I am not sure where to put a history/background on the origins of periodization in the western tradition. Ive just tacked it on to the end rather than break the narrative by putting it up front. --Stbalbach 01:57, 30 Jan 2005 (UTC)

I made one change of a sentence that's been here since wrote it in 2002. See edit description. Universitytruth 22:57, 29 June 2006 (UTC)

Who coined the term "renaissance"?[edit]

It seems odd that the "The word 'Renaissance', meaning rebirth in French" was "created by an Italian poet...". Wikipedia's article, Renaissance, states that "Renaissance is a French word coined by French historian Jules Michelet..." in the 19th century. Do we have a source for the claim that Petrarch created the term? If so, perhaps Renaissance needs to be corrected. --Sergio1 08:03, 19 Apr 2005

He uses the word 'rebirth', but the did not claim to have identified a historical period called 'the rebirth' period. Likewises, Giorgio Vasari describes the 'rebirth' of the arts from Giotto to Michelangelo. He means that this happened over a distinct period of time, obviously, but it is not a period label as such. That label came about in the nineteenth century, as the "Renaissance" article says. People prior to the nineteenth century did not speak of a "Renaissance period", though they do talk about the rebirth, or revival of the arts. Paul B 15:40, 19 Apr 2005

According to the Oxford English Dictionary, it first appears in English in 1840 as an architectual term, supporting the Jules Michelet claim:

1840 T. A. TROLLOPE Summer in Brittany II. 234 That heaviest and least graceful of all possible styles, the ‘renaissance’ as the French choose to term it.

However the Online Etymology Dictionary entry seems to support an "Old French" origin, but again, first appearence is 1840. I don't believe Petrarch coined the term (on Preview, what Paul B said), he created the concept, and thus is seen as the breakpoint when one can reasonably say the seeds or start of the Renaissance began, although his conception was limited to rebirth of Latin texts than the wider conception we know today.
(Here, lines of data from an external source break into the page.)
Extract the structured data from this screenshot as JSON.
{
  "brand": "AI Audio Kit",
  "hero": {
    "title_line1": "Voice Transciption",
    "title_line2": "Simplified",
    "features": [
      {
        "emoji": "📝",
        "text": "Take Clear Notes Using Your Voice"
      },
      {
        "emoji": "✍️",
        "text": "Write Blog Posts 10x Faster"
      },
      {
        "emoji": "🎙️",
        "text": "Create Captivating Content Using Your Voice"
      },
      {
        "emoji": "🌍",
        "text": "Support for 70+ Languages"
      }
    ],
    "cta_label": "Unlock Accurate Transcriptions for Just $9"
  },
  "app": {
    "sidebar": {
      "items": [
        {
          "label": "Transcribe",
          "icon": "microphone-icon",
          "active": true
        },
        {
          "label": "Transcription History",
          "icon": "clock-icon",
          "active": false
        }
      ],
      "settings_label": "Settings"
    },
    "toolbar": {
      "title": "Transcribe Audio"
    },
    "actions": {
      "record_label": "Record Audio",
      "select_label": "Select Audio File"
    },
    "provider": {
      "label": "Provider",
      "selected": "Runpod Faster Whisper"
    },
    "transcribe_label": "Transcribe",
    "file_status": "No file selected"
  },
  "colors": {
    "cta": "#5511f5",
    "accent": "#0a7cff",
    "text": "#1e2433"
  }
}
Stbalbach 15:43, 19 Apr 2005 (UTC)

"glittering granules in a darkened silo"?[edit]

Possible problems: unencyclopedic in tone (IMO); Possible plagarization - I'll wager a dozen donuts this was ripped verbatim from the introduction of a history texbook. Even if it's not, it seems more persuasive than factual. Foltor (talk) —Preceding undated comment added 07:10, 20 August 2009 (UTC).

Well you'll have to hand over your donuts, since much of this was written by me years ago. I haven't looked at it much sine then. In those days the modern wiki obssession with verifiabilty etc did not really exist and a more essay-like tone was accepted. However, some of this can certainly be sourced. Paul B (talk) 14:33, 20 August 2009 (UTC)
PS I deny absolutely writing the stuff about "glittering granules". I do have some standards! Paul B (talk) 14:39, 20 August 2009 (UTC)
Hah! I was going to discuss that precise sentence! I rephrased it, "Yet without named periods, however clumsy or imprecise, past time would be nothing more than scattered events without a framework to help us understand them."
Hope you think this works. If you don't, feedback or improvements welcome, of course, especially since this was a quick rewrite.
Thanks, Geekdiva (talk) 23:07, 5 September 2010 (UTC)